Come home to find phone message from Andrew Gilligan – so call him back. Piece in Standard will come out on Monday. He asks how I am getting on – and I say well. Lots of emails from Labour supporters telling me not only that they are going switch from Labour for the first time in their lives and vote for me – but why.
Interestingly – the reasons are not just the war. Iraq certainly leads the field – but the disappointments with Labour are many. It’s feeling very good on the doorsteps – especially as former Tory and Green supporters are getting the tactical voting message that to beat Blair’s candidate they need to vote Lib Dem in Hornsey and Wood Green.
I continue to think about the interview with Gilligan. He asked me about Ken and his stupid remark to a reporter about being like a concentration camp guard – giving great offence to the Jewish community.
A funny thing happened over that whole business – tangentially speaking. I got an email from a very old boyfriend (circa 30 years ago) who was Jewish. We lasted about two weeks when I was at college but became great friends. In fact he came to live with my mother and me when we left college – I left home to get a flat and he stayed with my mother for a further two years.
I lost touch probably over 20 years ago – but I suddenly get this email out of the blue. Peter has been looking at the GLA website to find out how to write to Ken to tell him exactly what he thinks of him and his concentration camp remarks.
That is the depth of feeling in the Jewish community that Ken has stirred – Peter was not easily stirred to action in my recollection. Ken apparently totally fails to understand what he’s done. I don’t know why.
Anyway – back to Peter. He stumbles across my name on the web-site and sends an email to me asking if I am the same Lynne he knows. He makes me smile because he puts a ps:
‘you never write, you never visit, you never call…..’
He always did have a good sense of humour. So as he gives a number, I ‘phone him and it is just great. Sounds just the same. He is of course amazed that I am now a politician as I was an art student and a designer last time he looked. Peter, coming from Rhodesia as was, was always somewhat right wing (mild description). He said he had voted for Blair in ’97 because he was the most right-wing politician in British politics!
Then go into overdrive in effort to get everything in order for the General Election. News of the Pope’s death dominates everything today. The party decides not to knock on doors today, but we have our internal campaign team meeting in the evening.

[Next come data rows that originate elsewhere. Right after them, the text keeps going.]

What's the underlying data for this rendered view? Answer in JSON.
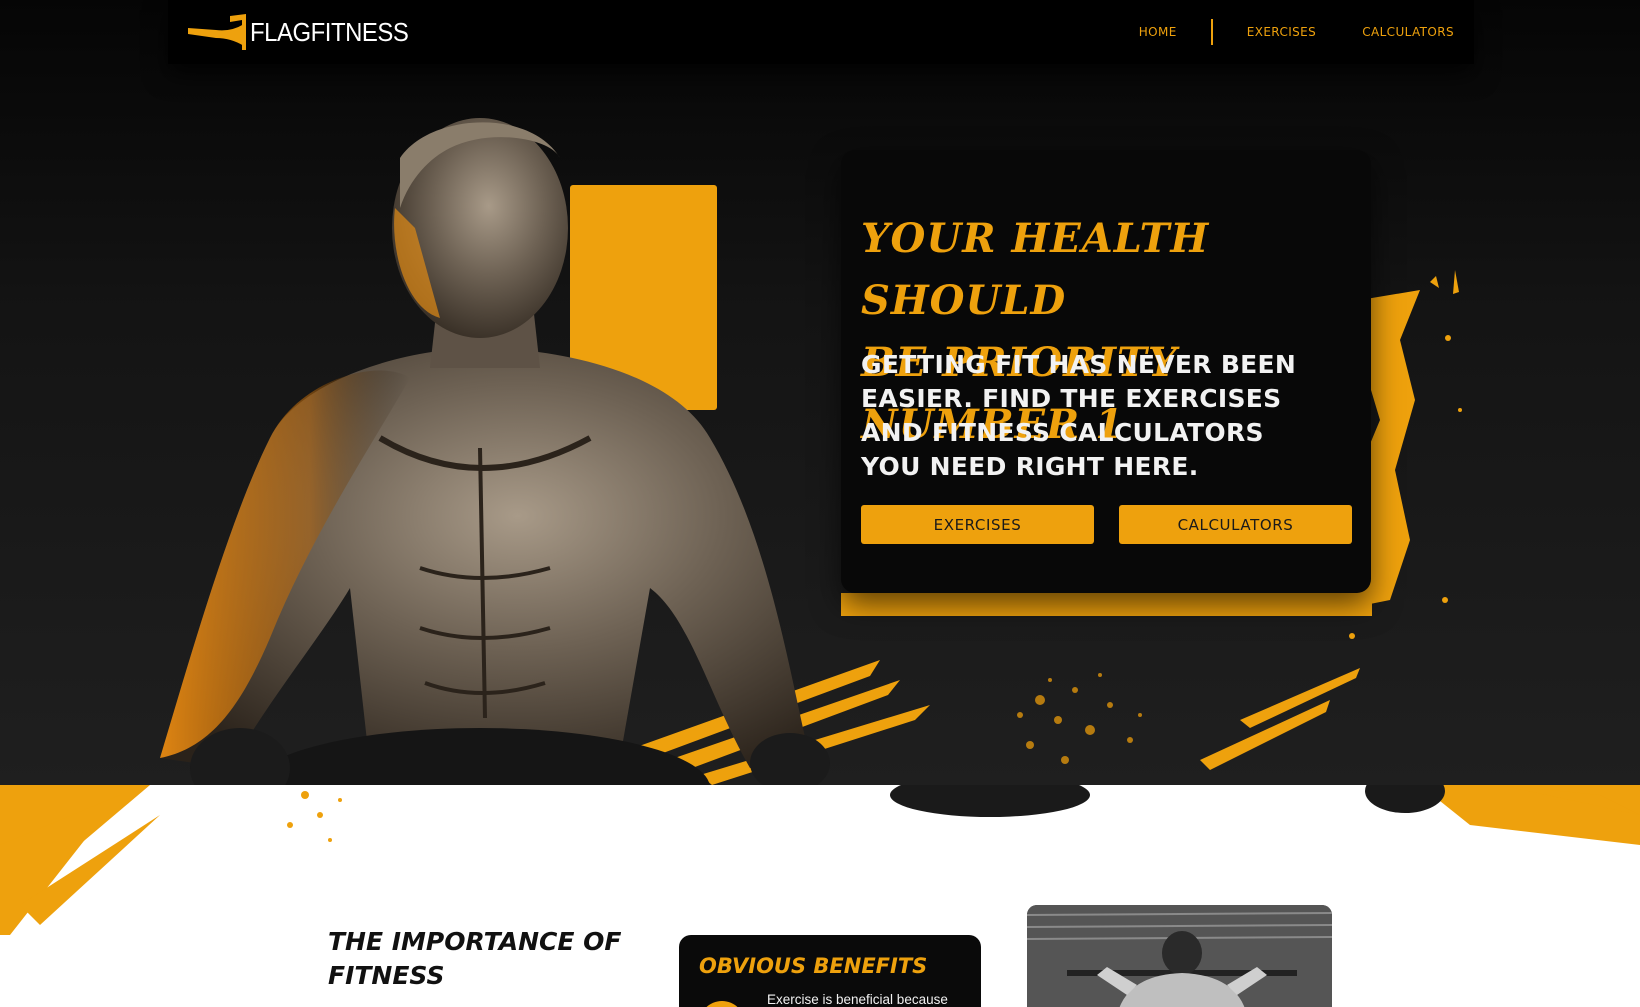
{
  "brand": {
    "name": "FLAGFITNESS",
    "logo_icon": "flag-logo-icon"
  },
  "nav": {
    "items": [
      {
        "label": "HOME"
      },
      {
        "label": "EXERCISES"
      },
      {
        "label": "CALCULATORS"
      }
    ]
  },
  "hero": {
    "title_line1": "YOUR HEALTH SHOULD",
    "title_line2": "BE PRIORITY NUMBER 1",
    "subtitle": "GETTING FIT HAS NEVER BEEN EASIER. FIND THE EXERCISES AND FITNESS CALCULATORS YOU NEED RIGHT HERE.",
    "buttons": [
      {
        "label": "EXERCISES"
      },
      {
        "label": "CALCULATORS"
      }
    ]
  },
  "importance": {
    "title_line1": "THE IMPORTANCE OF",
    "title_line2": "FITNESS"
  },
  "benefits": {
    "title": "OBVIOUS BENEFITS",
    "text": "Exercise is beneficial because"
  },
  "colors": {
    "accent": "#eea10d",
    "dark": "#080808",
    "hero_bg": "#1f1f1f"
  }
}
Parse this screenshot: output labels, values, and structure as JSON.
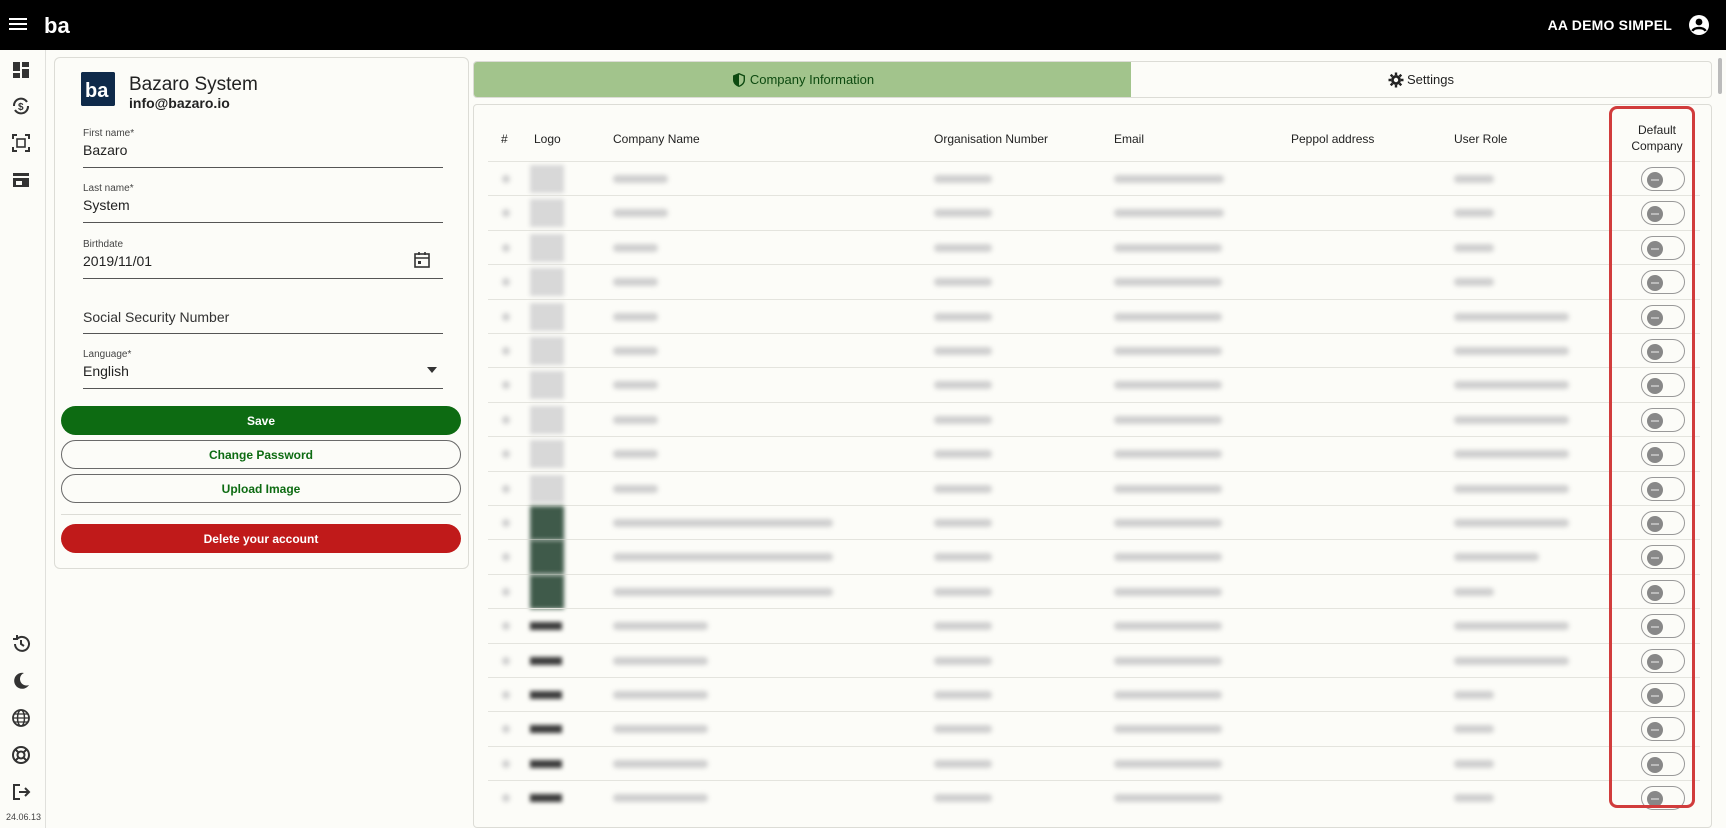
{
  "header": {
    "user_name": "AA DEMO SIMPEL"
  },
  "rail": {
    "version": "24.06.13"
  },
  "profile": {
    "display_name": "Bazaro System",
    "email": "info@bazaro.io",
    "first_name_label": "First name*",
    "first_name_value": "Bazaro",
    "last_name_label": "Last name*",
    "last_name_value": "System",
    "birthdate_label": "Birthdate",
    "birthdate_value": "2019/11/01",
    "ssn_placeholder": "Social Security Number",
    "language_label": "Language*",
    "language_value": "English",
    "save_label": "Save",
    "change_password_label": "Change Password",
    "upload_image_label": "Upload Image",
    "delete_label": "Delete your account"
  },
  "tabs": [
    {
      "label": "Company Information",
      "active": true
    },
    {
      "label": "Settings",
      "active": false
    }
  ],
  "table": {
    "columns": {
      "index": "#",
      "logo": "Logo",
      "company_name": "Company Name",
      "org_number": "Organisation Number",
      "email": "Email",
      "peppol": "Peppol address",
      "role": "User Role",
      "default_line1": "Default",
      "default_line2": "Company"
    },
    "row_count": 19
  },
  "colors": {
    "primary_green": "#0d6b12",
    "active_tab": "#a2c48c",
    "danger": "#c01a1a",
    "highlight": "#d13c3c"
  }
}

This will take place weekly now until the election and is at my house. We run thought where we are on our campaign plan and try and make sure any gaps are filled. Then more paperwork and emails – as ever!